TASK ITEM - Find every line of the data below that has "name" in it. Reply with the number only.

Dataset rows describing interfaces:
────────────────────
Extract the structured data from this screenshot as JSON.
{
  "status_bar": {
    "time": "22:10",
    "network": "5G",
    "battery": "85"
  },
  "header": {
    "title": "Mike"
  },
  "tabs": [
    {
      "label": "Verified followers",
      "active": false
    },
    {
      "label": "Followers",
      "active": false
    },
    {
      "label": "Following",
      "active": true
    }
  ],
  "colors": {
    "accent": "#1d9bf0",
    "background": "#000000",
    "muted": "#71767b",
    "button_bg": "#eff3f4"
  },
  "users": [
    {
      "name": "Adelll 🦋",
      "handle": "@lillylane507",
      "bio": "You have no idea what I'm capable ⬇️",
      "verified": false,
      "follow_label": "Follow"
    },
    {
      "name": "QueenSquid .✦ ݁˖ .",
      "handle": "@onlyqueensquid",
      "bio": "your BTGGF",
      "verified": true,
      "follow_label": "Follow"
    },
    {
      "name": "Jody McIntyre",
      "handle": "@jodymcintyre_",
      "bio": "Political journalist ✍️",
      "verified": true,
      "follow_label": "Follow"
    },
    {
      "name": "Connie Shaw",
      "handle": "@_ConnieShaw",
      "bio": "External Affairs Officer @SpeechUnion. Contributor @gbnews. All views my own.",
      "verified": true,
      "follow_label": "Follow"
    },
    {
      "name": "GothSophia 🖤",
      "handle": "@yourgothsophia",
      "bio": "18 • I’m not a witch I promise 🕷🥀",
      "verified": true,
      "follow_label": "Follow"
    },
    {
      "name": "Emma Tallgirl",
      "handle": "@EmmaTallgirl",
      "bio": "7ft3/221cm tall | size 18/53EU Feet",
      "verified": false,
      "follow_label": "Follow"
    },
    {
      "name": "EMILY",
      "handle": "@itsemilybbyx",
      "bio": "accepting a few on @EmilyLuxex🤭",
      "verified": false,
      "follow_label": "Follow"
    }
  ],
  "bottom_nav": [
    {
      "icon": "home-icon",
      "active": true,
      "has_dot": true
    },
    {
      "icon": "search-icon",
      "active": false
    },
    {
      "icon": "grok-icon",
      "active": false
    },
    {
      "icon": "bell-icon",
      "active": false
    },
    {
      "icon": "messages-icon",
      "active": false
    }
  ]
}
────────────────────
WRITTEN RESPONSE - 7